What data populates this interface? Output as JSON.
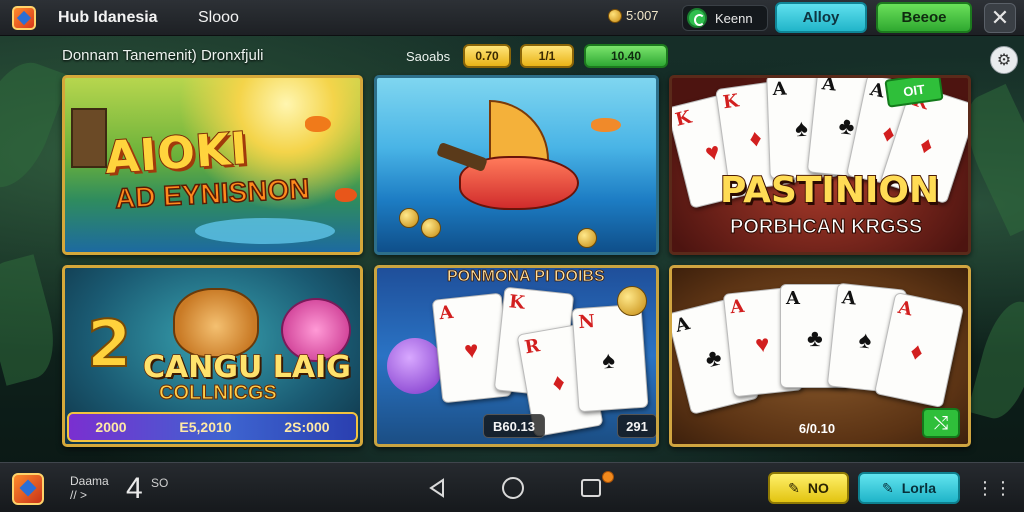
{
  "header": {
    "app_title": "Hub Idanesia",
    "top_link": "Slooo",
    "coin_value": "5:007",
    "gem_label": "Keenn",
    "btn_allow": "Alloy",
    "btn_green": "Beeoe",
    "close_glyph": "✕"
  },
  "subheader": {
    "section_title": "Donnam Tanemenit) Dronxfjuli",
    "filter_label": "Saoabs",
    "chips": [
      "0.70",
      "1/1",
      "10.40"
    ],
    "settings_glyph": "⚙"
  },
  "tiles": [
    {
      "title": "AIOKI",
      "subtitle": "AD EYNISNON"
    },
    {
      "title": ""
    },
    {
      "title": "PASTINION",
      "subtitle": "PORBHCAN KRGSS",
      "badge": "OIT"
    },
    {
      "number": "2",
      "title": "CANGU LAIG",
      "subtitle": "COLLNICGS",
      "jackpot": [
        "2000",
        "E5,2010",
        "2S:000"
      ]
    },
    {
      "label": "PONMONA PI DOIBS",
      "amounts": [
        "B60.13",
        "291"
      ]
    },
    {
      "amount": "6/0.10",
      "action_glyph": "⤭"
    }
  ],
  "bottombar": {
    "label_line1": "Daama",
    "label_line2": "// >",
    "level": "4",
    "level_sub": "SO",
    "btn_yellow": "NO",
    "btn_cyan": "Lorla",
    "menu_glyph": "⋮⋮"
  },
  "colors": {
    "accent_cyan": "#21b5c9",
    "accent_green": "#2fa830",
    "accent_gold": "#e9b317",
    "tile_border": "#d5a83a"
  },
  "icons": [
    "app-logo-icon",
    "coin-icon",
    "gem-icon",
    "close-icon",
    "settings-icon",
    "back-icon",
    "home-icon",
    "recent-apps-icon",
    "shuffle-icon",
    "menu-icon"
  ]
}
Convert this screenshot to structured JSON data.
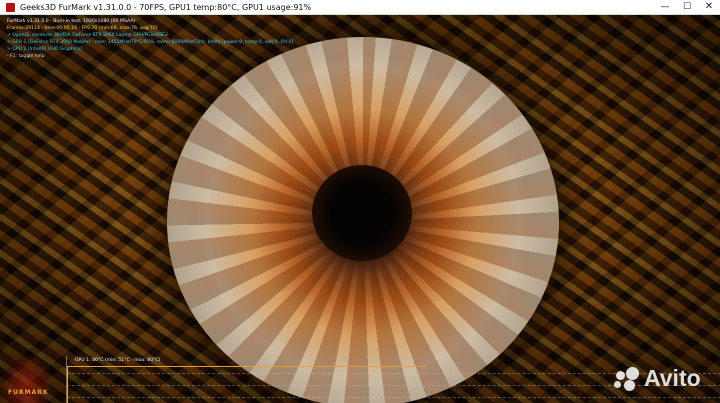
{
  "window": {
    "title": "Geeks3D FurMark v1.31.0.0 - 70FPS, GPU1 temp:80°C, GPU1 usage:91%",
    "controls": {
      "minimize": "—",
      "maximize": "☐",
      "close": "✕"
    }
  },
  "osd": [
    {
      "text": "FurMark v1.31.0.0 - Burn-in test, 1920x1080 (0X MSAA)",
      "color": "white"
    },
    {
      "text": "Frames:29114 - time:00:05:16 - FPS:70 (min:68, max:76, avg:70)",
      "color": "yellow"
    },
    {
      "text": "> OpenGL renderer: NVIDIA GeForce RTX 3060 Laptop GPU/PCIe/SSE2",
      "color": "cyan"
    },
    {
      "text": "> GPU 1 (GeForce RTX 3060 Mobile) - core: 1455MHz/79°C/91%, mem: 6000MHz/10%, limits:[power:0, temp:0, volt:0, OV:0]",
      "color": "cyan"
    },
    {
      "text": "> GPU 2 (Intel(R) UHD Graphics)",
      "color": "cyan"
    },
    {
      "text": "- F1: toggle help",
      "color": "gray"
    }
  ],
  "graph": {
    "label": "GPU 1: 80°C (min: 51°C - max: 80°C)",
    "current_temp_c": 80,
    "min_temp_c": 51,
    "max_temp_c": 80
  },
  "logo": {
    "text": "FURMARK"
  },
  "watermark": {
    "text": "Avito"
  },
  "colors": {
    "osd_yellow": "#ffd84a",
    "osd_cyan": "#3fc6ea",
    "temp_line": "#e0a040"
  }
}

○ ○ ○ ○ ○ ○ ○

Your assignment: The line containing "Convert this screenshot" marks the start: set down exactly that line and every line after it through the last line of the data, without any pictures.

Task solution:
Convert this screenshot to structured JSON data.
{
  "window": {
    "title": "Geeks3D FurMark v1.31.0.0 - 70FPS, GPU1 temp:80°C, GPU1 usage:91%",
    "controls": {
      "minimize": "—",
      "maximize": "☐",
      "close": "✕"
    }
  },
  "osd": [
    {
      "text": "FurMark v1.31.0.0 - Burn-in test, 1920x1080 (0X MSAA)",
      "color": "white"
    },
    {
      "text": "Frames:29114 - time:00:05:16 - FPS:70 (min:68, max:76, avg:70)",
      "color": "yellow"
    },
    {
      "text": "> OpenGL renderer: NVIDIA GeForce RTX 3060 Laptop GPU/PCIe/SSE2",
      "color": "cyan"
    },
    {
      "text": "> GPU 1 (GeForce RTX 3060 Mobile) - core: 1455MHz/79°C/91%, mem: 6000MHz/10%, limits:[power:0, temp:0, volt:0, OV:0]",
      "color": "cyan"
    },
    {
      "text": "> GPU 2 (Intel(R) UHD Graphics)",
      "color": "cyan"
    },
    {
      "text": "- F1: toggle help",
      "color": "gray"
    }
  ],
  "graph": {
    "label": "GPU 1: 80°C (min: 51°C - max: 80°C)",
    "current_temp_c": 80,
    "min_temp_c": 51,
    "max_temp_c": 80
  },
  "logo": {
    "text": "FURMARK"
  },
  "watermark": {
    "text": "Avito"
  },
  "colors": {
    "osd_yellow": "#ffd84a",
    "osd_cyan": "#3fc6ea",
    "temp_line": "#e0a040"
  }
}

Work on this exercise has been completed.